Innovation Minister Philip Dalidakis said that research shows that migrants and refugees are twice as likely to start their own business as those born locally, and are more likely to take risks. He also pointed out that this funding round exclusively designed for refugees and migrants in the start-up sector should demonstrate the organisation’s inclusiveness, diversity, tolerance and plurality.
With this new focus, LaunchVic is pursuing its goal of establishing Victoria as a world class start-up ecosystem. We encourage all eligible migrants and refugees to apply for this outstanding opportunity and support from LaunchVic.
On Sunday, 21 May 2017 the Minister for Immigration and Border Protection announced that unauthorized maritime arrivals (UMAs) must lodge their Temporary Protection visa (TPV) or Safe Haven Enterprise visa (SHEV) application by 1 October 2017. Those who do not lodge an application by 1 October 2017 are expected to leave Australia and will be banned from applying for any type of temporary or permanent visa in Australia.
The Minister’s announcement will affect around 7,500 UMAs who are yet to lodge their application. Included in this cohort are upwards of 2,000 UMAs who are on waiting lists to receive legal assistance to lodge their application.
Received a reminder letter to apply?
- If you have received a reminder letter you must apply within the time frame specified in the letter. This means that your deadline might be earlier than 1 October 2017.
- If you do not apply within the specified time frame:
- You may be banned from applying for any type of temporary or permanent visa in Australia.
- You may lose access to Government services.
- Your Bridging visa may also be affected.
What do you need to do?
- You must ensure that you lodge a TPV or SHEV application by 1 October 2017.
- Once a valid application is lodged, your protection claims will be assessed and you will stay eligible to access Government services while your application is being processed.
- If you do not lodge a valid TPV or SHEV application by 1 October 2017 or your application has been refused by both the Department and at merits review, you are expected to make arrangements to return home.
- There is information available on the Department’s website in languages spoken by most UMAs to help you understand the application process. This includes written information, videos and guides on the TPV and SHEV application process.
- If you would like assistance from a registered migration agent to lodge a TPV or SHEV application please contact us.
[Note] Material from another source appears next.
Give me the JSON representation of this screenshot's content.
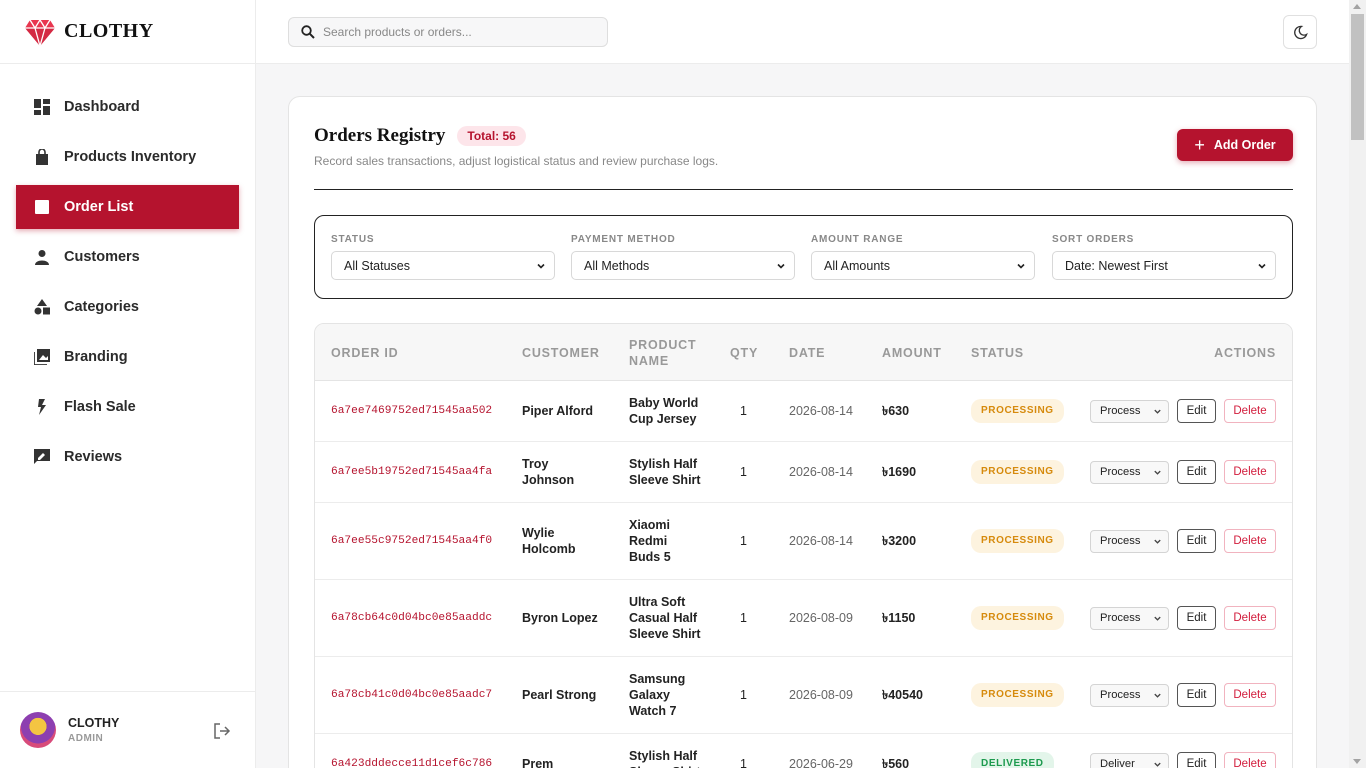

Which Government services will be cut off by 1 October 2017?
If you do not lodge a SHEV or TPV application by 1 October 2017, you will cease to receive:
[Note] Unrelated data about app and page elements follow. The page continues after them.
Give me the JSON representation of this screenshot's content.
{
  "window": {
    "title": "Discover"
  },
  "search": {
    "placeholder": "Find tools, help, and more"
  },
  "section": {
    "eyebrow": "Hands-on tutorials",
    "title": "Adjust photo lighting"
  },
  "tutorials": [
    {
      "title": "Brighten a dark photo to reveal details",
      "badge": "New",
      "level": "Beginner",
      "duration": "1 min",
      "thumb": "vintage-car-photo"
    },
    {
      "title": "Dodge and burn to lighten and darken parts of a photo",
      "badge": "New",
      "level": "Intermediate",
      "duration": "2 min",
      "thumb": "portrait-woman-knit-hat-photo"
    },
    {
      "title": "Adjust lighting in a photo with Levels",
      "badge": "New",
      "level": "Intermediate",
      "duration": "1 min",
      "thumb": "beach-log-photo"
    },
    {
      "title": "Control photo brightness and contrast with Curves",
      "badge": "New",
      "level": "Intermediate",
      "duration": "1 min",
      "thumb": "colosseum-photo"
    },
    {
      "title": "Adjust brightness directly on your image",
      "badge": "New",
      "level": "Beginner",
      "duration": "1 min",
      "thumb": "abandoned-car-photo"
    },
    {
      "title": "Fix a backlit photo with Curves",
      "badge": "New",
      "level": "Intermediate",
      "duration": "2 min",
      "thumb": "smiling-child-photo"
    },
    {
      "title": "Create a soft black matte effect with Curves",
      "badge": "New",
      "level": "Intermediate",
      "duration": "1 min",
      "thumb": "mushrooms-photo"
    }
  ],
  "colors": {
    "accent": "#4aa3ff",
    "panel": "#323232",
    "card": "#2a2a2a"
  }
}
- Income support; and
- Rental assistance.
While making arrangements to return home you may continue to hold a temporary visa that gives you:
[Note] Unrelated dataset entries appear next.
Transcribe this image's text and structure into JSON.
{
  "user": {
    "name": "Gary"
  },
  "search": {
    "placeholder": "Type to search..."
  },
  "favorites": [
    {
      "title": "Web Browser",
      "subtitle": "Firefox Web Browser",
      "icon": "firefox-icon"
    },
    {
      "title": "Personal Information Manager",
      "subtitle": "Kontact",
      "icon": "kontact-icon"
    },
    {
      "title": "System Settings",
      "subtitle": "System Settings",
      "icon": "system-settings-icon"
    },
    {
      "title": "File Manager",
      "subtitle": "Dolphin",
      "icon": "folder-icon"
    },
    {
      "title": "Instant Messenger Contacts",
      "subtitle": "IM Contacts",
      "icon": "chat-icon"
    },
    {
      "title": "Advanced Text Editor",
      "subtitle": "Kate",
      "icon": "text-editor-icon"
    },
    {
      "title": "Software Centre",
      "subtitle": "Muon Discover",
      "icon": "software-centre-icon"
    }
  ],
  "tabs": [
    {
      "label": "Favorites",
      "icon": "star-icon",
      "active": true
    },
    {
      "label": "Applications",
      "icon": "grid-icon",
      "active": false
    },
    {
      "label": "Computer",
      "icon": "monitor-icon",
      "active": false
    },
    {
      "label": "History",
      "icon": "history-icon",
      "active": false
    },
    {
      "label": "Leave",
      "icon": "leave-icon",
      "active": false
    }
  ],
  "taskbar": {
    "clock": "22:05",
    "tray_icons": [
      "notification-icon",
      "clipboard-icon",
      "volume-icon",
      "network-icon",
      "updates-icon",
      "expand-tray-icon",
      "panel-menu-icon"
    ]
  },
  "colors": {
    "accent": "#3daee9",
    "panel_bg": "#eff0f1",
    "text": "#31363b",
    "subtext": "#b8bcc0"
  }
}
- Permission to work;
- Access to Medicare; and
- Access to education for school-aged children
Why have these changes been made?
The Minister has stated that the purpose of the October cut-off for lodgement of protection claims is to ensure that Australian taxpayers are not providing financial support to people who have no right to be in Australia. The Minister’s rationale for the deadline is said to be because asylum seekers have “failed or refused to take any action to present their case for protection” in the “more than 5 years” that they have been in Australia on “government funded support”.
What is missing from the Minister’s statement is an acknowledgement that many UMAs did not have work rights when they first arrived in Australia and were therefore wholly reliant on government and community support, despite wanting to support themselves. It was also only 2 years ago, not 5 years ago, that the government first began allowing UMAs in this cohort to lodge a visa application and in that 2 years, 23,000 UMAs (over 75%) have lodged a valid application.
See the Minister for Immigration and Border Protection’s Media Release here.
How can we help?
We can assist you to lodge a TPV or SHEV application before the 1 October 2017 deadline. If you are not sure whether the Minister’s announcement will affect you and you are an asylum seeker living in the community who has not yet lodged a TPV or SHEV application, please contact us today for assistance or more information.